In South Hadley, Massachusetts, in 1801 or '02, a farm boy about 12 years old named Pliny Moody uncovered five birdlike footprints on a small rock ledge while plowing his father’s field. Pliny dug up a piece and probably used a horse or ox to drag it over to the house, where it was used as a doorstep for a few years. It was an interesting curiosity and the cause of speculation among the neighbors.
When Pliny left for Middlebury College in 1810, the slab was sold to a nearby doctor, Elihu Dwight. According to legend, either Pliny Moody or Dr. Dwight (the story varies) would tell people that the marks were the tracks of Noah’s raven, from the biblical story of the Flood and Noah's Ark. Whether sincere or joking isn’t known, but at least a few people are supposed to have taken the idea to heart. The biblical story was familiar to most people in Protestant Massachusetts at the time—children played with Noah's Ark toys, little wooden boats filled with carved animals—so this common point of reference would have been easily understood.
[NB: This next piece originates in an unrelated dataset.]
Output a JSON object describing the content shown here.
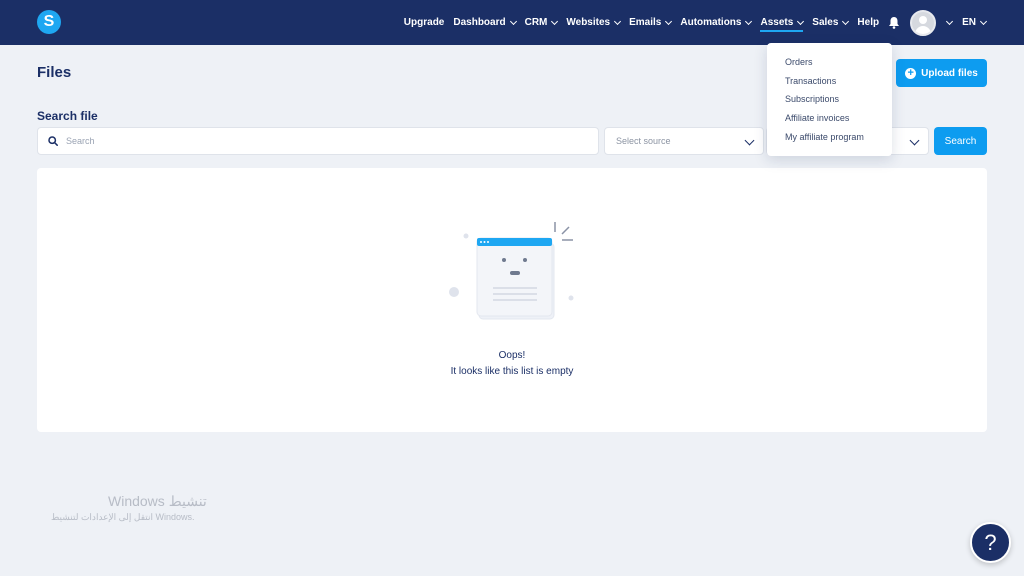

Dr. Dwight kept the slab of footprints for nearly three decades before passing it on to Edward Hitchcock, geologist at Amherst College, and one of the most well-known American scientists of the day. But by the time Hitchcock received Dr. Dwight's rock, he had heard about the stony footprints in a different way.